Modoc Indians. From M6atokni, meaning “southerners.” Also called:
- Afgspaluma, Nez Perce name for all Indians on Klamath Reservation and in the vicinity.
- La-la-cas, said to be the original name.
- Lutmdwi, by a part of the Pit River Indians.
- Lutuami, Ilmawi name.
- Pχánai, Yreka Shasta name.
- Saidoka, Shoshoni name.
Modoc Location. On Little Klamath Lake, Modoc Lake, Tule Lake, Lost River Valley, and Clear Lake, extending at times as far east as Goose Lake.
Modoc Subdivisions. The most important bands of the Modoc are said to have been at Little Klamath Lake, Tule Lake, and in the valley of Lost River.
- Agawesh, on lower Klamath Lake, Calif., and on Hot Creek. Chakawech, near Yaneks, on Sprague River, Klamath Reservation.
- Kalelk, on the north shore of Tule or Rhett Lake.
- Kawa, at Yaneks on Sprague River.
- Keshlakchuis, on the southeast side of Tule (Rhett) Lake, Calif.
- Keuchishkeni, on Hot Creek near Little Klamath Lake, Calif.
- Kumbatuash (with Klamath), southwest of Tule (Rhett) Lake, Calif., extending from the lake shore to the lava beds.
- Leush, on the north side of Tule (Rhett) Lake, Oreg.
- Nakoshkeni, at the junction of Lost River with Tule Lake.
- Nushaltkagakni, at the headwaters of Lost River near Bonanna.
- Pashka, on the northwest shore of Tule (Rhett) Lake.
- Shapashkeni, on the southeast side of Little Klamath Lake, Calif.
- Sputuishkeni, on Lower Klamath Lake, Calif.
- Stuikishkeni, on the north side of Little Klamath Lake.
- Waisha, on Lost River, 3 or 4 miles northwest of Tule Lake, and near the hills that culminate in Laki Peak.
- Wachamshwash, on Lost River near Tule (Rhett) Lake, in Klamath County.
- Welwashkeni, on the southeast side of Tule Lake, at Miller’s Farm, Calif.
- Wukakeni, on the east side of Tule Lake, Calif.
- Yaneks (with Klamath and Shoshoni), along middle Sprague River, Lake County.
- Yulalona (with Klamath), at the site of the present Linkville.
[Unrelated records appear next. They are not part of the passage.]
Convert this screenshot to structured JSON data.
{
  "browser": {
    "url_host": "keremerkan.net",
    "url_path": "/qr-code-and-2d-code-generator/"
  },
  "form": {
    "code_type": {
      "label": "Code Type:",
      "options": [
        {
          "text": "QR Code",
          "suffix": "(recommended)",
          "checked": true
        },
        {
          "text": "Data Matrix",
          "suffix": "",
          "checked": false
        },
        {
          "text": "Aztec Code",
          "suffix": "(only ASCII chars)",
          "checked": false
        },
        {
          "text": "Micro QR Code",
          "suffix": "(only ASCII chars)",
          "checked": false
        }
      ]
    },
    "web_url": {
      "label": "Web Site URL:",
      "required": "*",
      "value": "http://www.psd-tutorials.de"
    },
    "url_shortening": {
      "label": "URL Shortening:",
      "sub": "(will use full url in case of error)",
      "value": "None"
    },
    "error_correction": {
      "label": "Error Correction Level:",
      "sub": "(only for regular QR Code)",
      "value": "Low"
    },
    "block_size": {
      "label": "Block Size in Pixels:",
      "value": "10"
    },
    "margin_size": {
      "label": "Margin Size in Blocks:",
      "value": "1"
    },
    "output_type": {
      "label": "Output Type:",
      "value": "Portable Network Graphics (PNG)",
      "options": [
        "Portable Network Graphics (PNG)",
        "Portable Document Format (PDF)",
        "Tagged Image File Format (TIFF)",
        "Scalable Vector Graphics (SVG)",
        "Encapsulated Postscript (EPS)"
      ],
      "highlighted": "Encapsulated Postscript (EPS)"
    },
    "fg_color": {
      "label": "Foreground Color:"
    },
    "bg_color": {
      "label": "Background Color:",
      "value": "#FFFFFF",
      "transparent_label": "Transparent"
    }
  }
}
The Modoc came into contact with the Whites in comparatively late times, and acquired an unfortunate reputation from frequent conflicts with white immigrants in which atrocities were committed on both sides. In 1864 the Modoc and the Klamath together ceded their territory to the United States and retired to Klamath Reservation, but they were never contented there and made persistent efforts to return to their old country. Finally, in 1870, a chief named Kintpuash, better known to the Whites as Captain Jack, led the more turbulent element of the tribe back to the California border and refused to return. The first attempt to bring the runaways back precipitated the Modoc War of 1872-73. The Modoc retreated to the lava beds of northern California and for several months resisted all attempts to dislodge them, but they were finally overcome and Kintpuash and five other leaders hanged in October of that year. Part of the tribe was then sent to Indian Territory and placed on the Quapaw Reservation and the remainder on the Klamath Reservation.
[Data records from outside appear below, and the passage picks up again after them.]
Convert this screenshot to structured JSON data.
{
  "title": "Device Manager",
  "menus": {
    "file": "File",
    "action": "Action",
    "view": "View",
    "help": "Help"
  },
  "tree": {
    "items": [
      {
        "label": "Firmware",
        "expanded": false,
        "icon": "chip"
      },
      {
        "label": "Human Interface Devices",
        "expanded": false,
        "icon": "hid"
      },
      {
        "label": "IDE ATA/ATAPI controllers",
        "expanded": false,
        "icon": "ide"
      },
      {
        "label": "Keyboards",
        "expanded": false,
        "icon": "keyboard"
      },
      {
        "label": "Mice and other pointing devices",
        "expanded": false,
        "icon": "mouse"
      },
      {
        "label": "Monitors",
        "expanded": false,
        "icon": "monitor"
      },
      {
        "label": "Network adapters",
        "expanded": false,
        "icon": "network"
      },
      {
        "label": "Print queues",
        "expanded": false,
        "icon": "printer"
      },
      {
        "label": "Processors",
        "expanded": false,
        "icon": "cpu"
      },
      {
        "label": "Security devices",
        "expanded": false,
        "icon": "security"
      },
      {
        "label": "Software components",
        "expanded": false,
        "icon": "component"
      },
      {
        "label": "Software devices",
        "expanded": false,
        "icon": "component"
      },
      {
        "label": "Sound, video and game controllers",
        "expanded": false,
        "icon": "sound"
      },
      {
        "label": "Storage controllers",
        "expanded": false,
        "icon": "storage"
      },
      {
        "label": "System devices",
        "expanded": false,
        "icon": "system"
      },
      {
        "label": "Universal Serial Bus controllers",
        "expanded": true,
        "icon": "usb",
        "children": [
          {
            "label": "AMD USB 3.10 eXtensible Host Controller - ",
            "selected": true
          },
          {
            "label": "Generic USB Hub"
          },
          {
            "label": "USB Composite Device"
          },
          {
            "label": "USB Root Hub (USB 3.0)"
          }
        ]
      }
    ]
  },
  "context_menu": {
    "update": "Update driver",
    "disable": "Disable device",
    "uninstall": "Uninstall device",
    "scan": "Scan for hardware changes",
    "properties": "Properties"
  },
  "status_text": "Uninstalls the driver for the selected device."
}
Modoc Population. Mooney (1928) estimates that there were 400 Modoc in 1780, but Kroeber (1925), with whom Spier (1930) seems to concur, allows twice as many. In 1905 there were 56 on the Quapaw Reservation and 223 on the Klamath Reservation. The census of 1910 returned 282, of whom 212 were in Oregon, 33 in Oklahoma, 20 in California, and the remainder scattered among 5 other States. In 1930 31 were in Oklahoma. (See Klamath Indians) In 1937, 329 were reported.
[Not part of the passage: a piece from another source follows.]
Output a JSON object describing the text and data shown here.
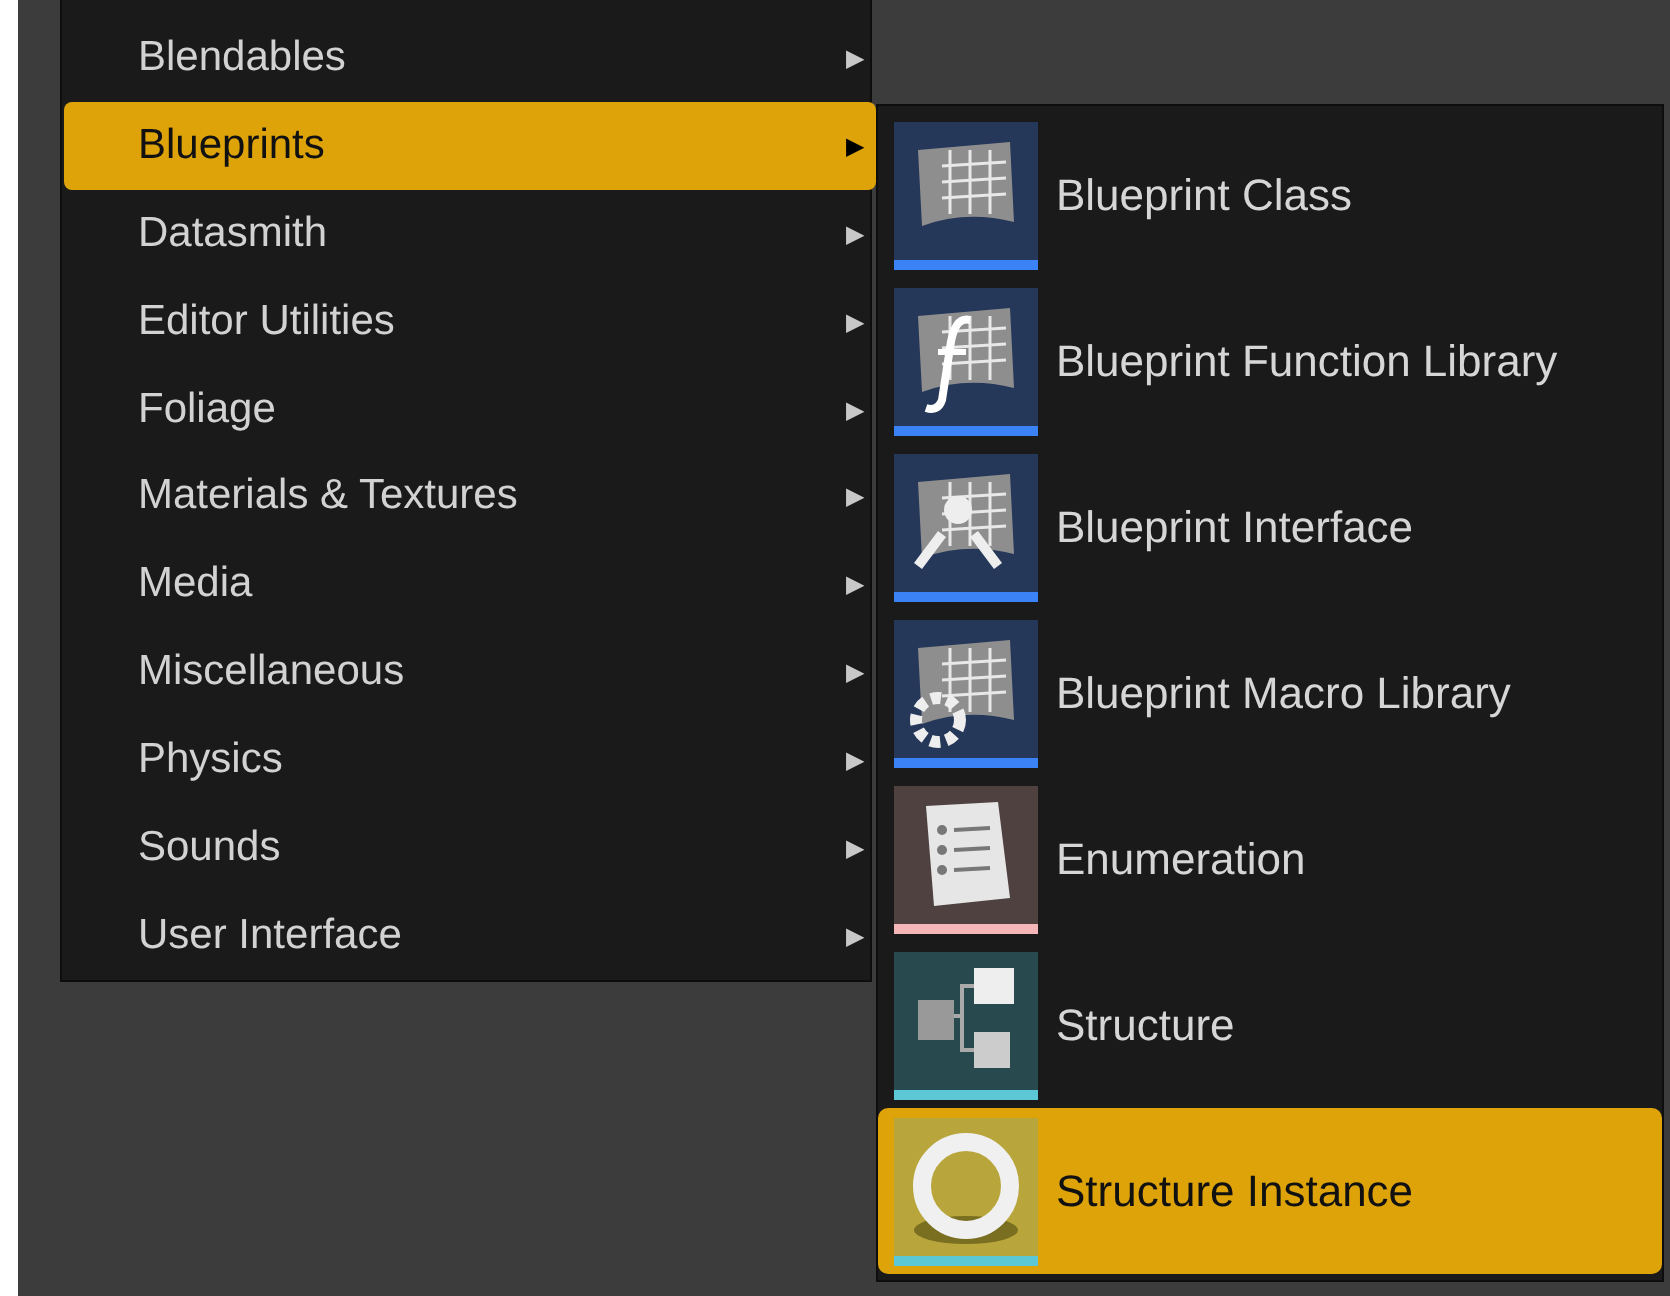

Connections in which the Modoc Indians have become noted. The chief claim of the Modoc to remembrance is on account of the remarkable defensive war they maintained in the lava beds of California, as above stated. A California county is named for them and places called Modoc are to be found in Phillips County, Ark.; in Emanuel County, Ga.; in Louisiana; in Ohio; and in McCormick County, S. C.; Randolph County, Ill.; and Randolph County, Ind.; also in the name of Modoc Point, Oreg.; in Scott County, Kans.; and in the name of the Modoc Lava Beds, Calif.